Texas U.S. Rep. Ron Paul (R-Tex.) appeared via video feed on Comedy Central’s The Colbert Report on Tuesday to talk about his favorite topic: monetary policy and why the government should return to the gold standard.
Host Stephen Colbert brought New York Times reporter David Leonhardt to serve as a debate partner for Paul. Leonhardt attempted to counter Paul’s concerns by noting that inflation is not a concern at the moment due to the economic downturn. Colbert continually interjected with jokes, trying to force both Paul and Leonhardt into absurd statements, but the Texas congressman stuck largely to his message throughout the exchange.
Watch the video below:
|The Colbert Report||Mon – Thurs 11:30pm / 10:30c|
|Gold Faithful – Ron Paul & David Leonhardt<a>|
David Leonhardt mentioned that “you can’t eat gold”, but you can’t eat paper dollars either. It has all to do with the purchasing power. Over thousands of years, paper values have been eroded because paper can be manipulated by central banks. Gold can’t be manipulated, because on average, the gold supply only grows 2% every year. It’s still very rare. Paper printing has been expanding greatly in the past, and has been tried by other central banks, and they always destroy the value of our currency.

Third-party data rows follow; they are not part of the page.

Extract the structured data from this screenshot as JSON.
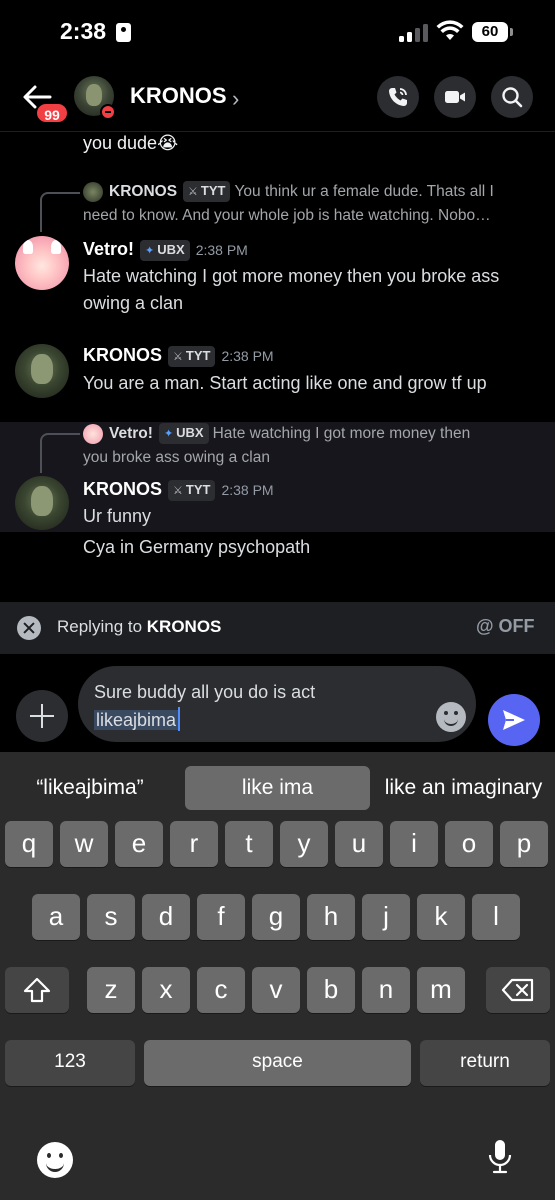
{
  "status_bar": {
    "time": "2:38",
    "battery": "60"
  },
  "header": {
    "unread_count": "99",
    "channel_name": "KRONOS",
    "chevron": "›"
  },
  "messages": {
    "top_fragment": "you dude😭",
    "reply1": {
      "author": "KRONOS",
      "tag": "TYT",
      "preview_line1": "You think ur a female dude. Thats all I",
      "preview_line2": "need to know. And your whole job is hate watching. Nobo…"
    },
    "msg1": {
      "author": "Vetro!",
      "tag": "UBX",
      "time": "2:38 PM",
      "line1": "Hate watching I got more money then you broke ass",
      "line2": "owing a clan"
    },
    "msg2": {
      "author": "KRONOS",
      "tag": "TYT",
      "time": "2:38 PM",
      "line1": "You are a man. Start acting like one and grow tf up"
    },
    "reply2": {
      "author": "Vetro!",
      "tag": "UBX",
      "preview_line1": "Hate watching I got more money then",
      "preview_line2": "you broke ass owing a clan"
    },
    "msg3": {
      "author": "KRONOS",
      "tag": "TYT",
      "time": "2:38 PM",
      "line1": "Ur funny",
      "line2": "Cya in Germany psychopath"
    }
  },
  "reply_bar": {
    "prefix": "Replying to ",
    "target": "KRONOS",
    "mention_state": "@ OFF"
  },
  "composer": {
    "line1": "Sure buddy all you do is act",
    "selected_word": "likeajbima"
  },
  "keyboard": {
    "suggestions": [
      "“likeajbima”",
      "like ima",
      "like an imaginary"
    ],
    "row1": [
      "q",
      "w",
      "e",
      "r",
      "t",
      "y",
      "u",
      "i",
      "o",
      "p"
    ],
    "row2": [
      "a",
      "s",
      "d",
      "f",
      "g",
      "h",
      "j",
      "k",
      "l"
    ],
    "row3": [
      "z",
      "x",
      "c",
      "v",
      "b",
      "n",
      "m"
    ],
    "numbers_key": "123",
    "space_key": "space",
    "return_key": "return"
  },
  "colors": {
    "accent": "#5865f2",
    "badge": "#f23f43",
    "background": "#000000",
    "keyboard": "#2b2b2b"
  },
  "icons": [
    "back-arrow-icon",
    "phone-icon",
    "video-icon",
    "search-icon",
    "close-icon",
    "plus-icon",
    "emoji-icon",
    "send-icon",
    "shift-icon",
    "backspace-icon",
    "microphone-icon"
  ]
}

What makes gold and silver money is that it is rare, can be melted to specific weights and measures, and can easily be identifiable from reputable mints. Those are just some reasons why gold has been money for 5,000+ years and will continue to be money.
For those who want to learn more about what happened to the “American Dream”, and get entertained in the process, check out a short film called “The American Dream”.
Why bother arguing with David?
He’s a shill for the govt. of course. Just another Keynesian crackhead. Common sense alone dictates that paper is worthless. Even the audience can get that. If they can’t then they are doomed to be manipulated by their “betters”.
Jefferson was wrong: eternal vigilance can never be maintained, and the people are better off with honest dictators than unscrupulously ruthless liars (democracy being a competition in which the best liar wins).